V. Effects Analysis

 

Effects of Actions on Species and Designated Critical Habitats

 

The implementation of a dreissenid control action is intended to benefit CRB native fish and wildlife species long term. In general, ephemeral effects are expected to last for hours or days, short-term effects are expected to last for weeks, and long-term effects are expected to last for months, years or decades. The activities covered by this program may have some ephemeral or minor, unavoidable, short-term adverse physical effects, such as increased sedimentation or riparian disturbance, to achieve dreissenid eradication. Minimization measures, such as best management practices, have been incorporated into the proposed action to reduce these short-term effects. However, short-term adverse effects are reasonably certain to occur, and are generally associated with near- and in-water application of chemicals or biocides. The direct physical and chemical effects of each project will vary depending on the type of action being performed. The effects to habitat that are common to many of the activity categories are discussed first, followed by a discussion of habitat effects specific to each activity category.

 

Effects to the Environment

 

Dreissenid control actions are intended to have long-term beneficial effects to the habitat of listed fish species at a variety of scales through removal of dreissenids that causes widespread, deleterious and long-term ecosystem effects through the physical and chemical alteration of any ecosystem in which they are introduced. Once established, Dreissenid mussels can dramatically alter the ecology of a water body and associated fish and wildlife populations. As filter feeders, they remove phytoplankton and other particles from the water column and thus shift production from the pelagic to the benthic portion of the water column (Sousa et al. 2009). Native mussels are significantly threatened by the presence of invasive mussels. By attaching themselves to the surfaces of other bivalves, Dreissenid mussels can starve freshwater mussels and drive indigenous populations to local extinction. Dreissenid mussels can also affect dissolved oxygen through respiration, and dissolved calcium carbonate concentrations through shell building (Strayer 2009).

 

Dreissenid mussels can cause substantial economic damage by infesting municipal, industrial, and agricultural water systems and attaching themselves to the hard substrates of pipes, dams, and diversion pathways. This restricts the flow of water through the systems impacting component service life, system performance, and maintenance activities. The annual cost to power plants and municipal drinking water systems in North America has been estimated between $267 million and $1 billion dollars (Pimental et al. 2005, Connelly et al. 2007).

 

Dreissenid eradication will have benefits at the project site, watershed, state and regional scales. Proposed actions will include activities that result in short-term adverse effects to habitat.

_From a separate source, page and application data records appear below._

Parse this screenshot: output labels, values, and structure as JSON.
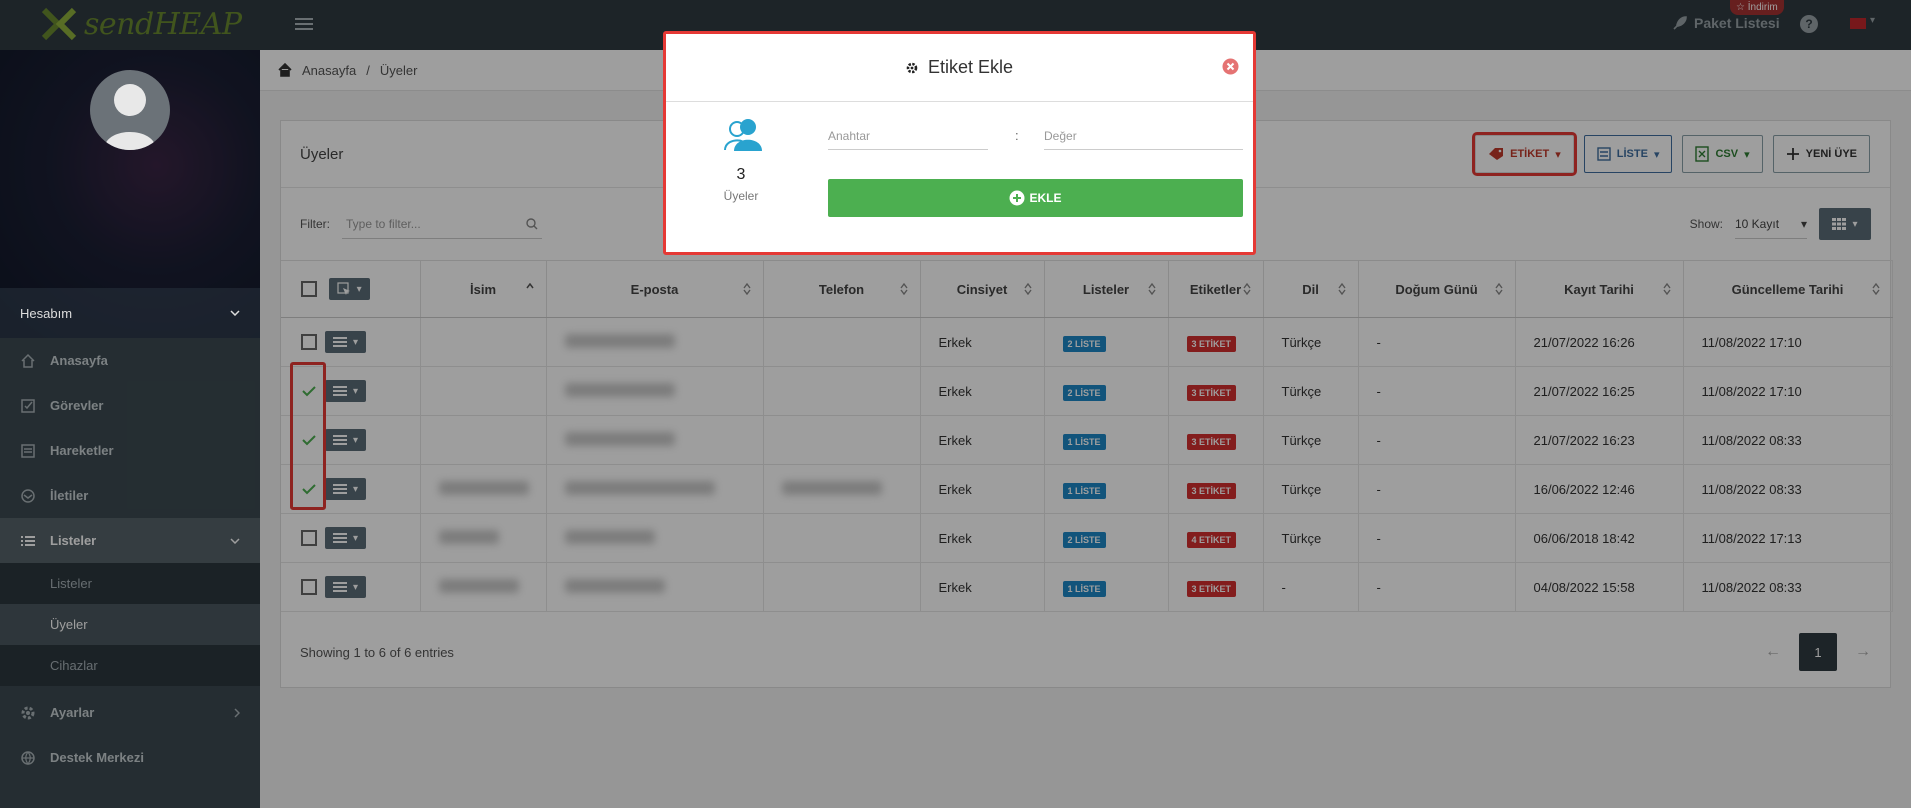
{
  "brand": {
    "name": "sendHEAP"
  },
  "topbar": {
    "promo": "☆ İndirim",
    "packages": "Paket Listesi",
    "help": "?"
  },
  "sidebar": {
    "account": "Hesabım",
    "items": [
      {
        "label": "Anasayfa",
        "icon": "home-icon"
      },
      {
        "label": "Görevler",
        "icon": "checkbox-icon"
      },
      {
        "label": "Hareketler",
        "icon": "activity-icon"
      },
      {
        "label": "İletiler",
        "icon": "mail-icon"
      },
      {
        "label": "Listeler",
        "icon": "list-icon"
      }
    ],
    "sub_items": [
      "Listeler",
      "Üyeler",
      "Cihazlar"
    ],
    "bottom": [
      {
        "label": "Ayarlar",
        "icon": "gear-icon"
      },
      {
        "label": "Destek Merkezi",
        "icon": "globe-icon"
      }
    ]
  },
  "breadcrumb": {
    "home": "Anasayfa",
    "sep": "/",
    "current": "Üyeler"
  },
  "card": {
    "title": "Üyeler",
    "buttons": {
      "etiket": "ETİKET",
      "liste": "LİSTE",
      "csv": "CSV",
      "yeni": "YENİ ÜYE"
    },
    "filter_label": "Filter:",
    "filter_placeholder": "Type to filter...",
    "show_label": "Show:",
    "show_value": "10 Kayıt"
  },
  "table": {
    "columns": [
      "İsim",
      "E-posta",
      "Telefon",
      "Cinsiyet",
      "Listeler",
      "Etiketler",
      "Dil",
      "Doğum Günü",
      "Kayıt Tarihi",
      "Güncelleme Tarihi"
    ],
    "rows": [
      {
        "checked": false,
        "gender": "Erkek",
        "lists": "2 LİSTE",
        "tags": "3 ETİKET",
        "lang": "Türkçe",
        "birthday": "-",
        "created": "21/07/2022 16:26",
        "updated": "11/08/2022 17:10"
      },
      {
        "checked": true,
        "gender": "Erkek",
        "lists": "2 LİSTE",
        "tags": "3 ETİKET",
        "lang": "Türkçe",
        "birthday": "-",
        "created": "21/07/2022 16:25",
        "updated": "11/08/2022 17:10"
      },
      {
        "checked": true,
        "gender": "Erkek",
        "lists": "1 LİSTE",
        "tags": "3 ETİKET",
        "lang": "Türkçe",
        "birthday": "-",
        "created": "21/07/2022 16:23",
        "updated": "11/08/2022 08:33"
      },
      {
        "checked": true,
        "gender": "Erkek",
        "lists": "1 LİSTE",
        "tags": "3 ETİKET",
        "lang": "Türkçe",
        "birthday": "-",
        "created": "16/06/2022 12:46",
        "updated": "11/08/2022 08:33"
      },
      {
        "checked": false,
        "gender": "Erkek",
        "lists": "2 LİSTE",
        "tags": "4 ETİKET",
        "lang": "Türkçe",
        "birthday": "-",
        "created": "06/06/2018 18:42",
        "updated": "11/08/2022 17:13"
      },
      {
        "checked": false,
        "gender": "Erkek",
        "lists": "1 LİSTE",
        "tags": "3 ETİKET",
        "lang": "-",
        "birthday": "-",
        "created": "04/08/2022 15:58",
        "updated": "11/08/2022 08:33"
      }
    ],
    "footer": "Showing 1 to 6 of 6 entries",
    "page": "1",
    "prev": "←",
    "next": "→"
  },
  "modal": {
    "title": "Etiket Ekle",
    "count": "3",
    "count_label": "Üyeler",
    "key_placeholder": "Anahtar",
    "colon": ":",
    "value_placeholder": "Değer",
    "add_button": "EKLE"
  },
  "colors": {
    "accent_red": "#e53935",
    "green": "#4caf50",
    "blue_badge": "#1e88c7",
    "red_badge": "#d32f2f",
    "sidebar": "#3c4a51"
  }
}
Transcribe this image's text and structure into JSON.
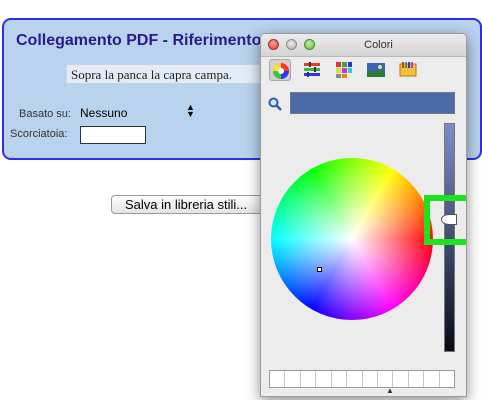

  1. The direct effects of control actions typically begin with pre-control activities, such as surveying, placement of barriers, and minor movements of equipment and personnel within the action area. Examples of effects associated with these activities may include increased sedimentation, increase in water temperature in the area enclosed by the barriers, and loss of riparian vegetation.
  2. The next stage, site preparation, typically requires construction staging areas, and materials storage areas that affect more of the project area. Effects associated with these activities depend on the type of control action proposed (e.g., reservoir drawdown versus biocide application) and the location of each activity, and will be analyzed in subsequent sections.
  3. The third stage, control activities, may introduce a chemical, biocide or other product to the environment. The duration of physical changes to the environment, which will occur with any control activity, will depend on the type of control action taken.
  4. The final stage for control actions is site restoration, which is intended to restore ecological function and habitat-forming processes to maintain or promote the site along a trajectory toward conditions that support functional aquatic habitats. This stage also includes long-term monitoring to assess the existence and status of dreissenids, effects on non-target organisms, physical changes to the environment, and effectiveness of site restoration activities.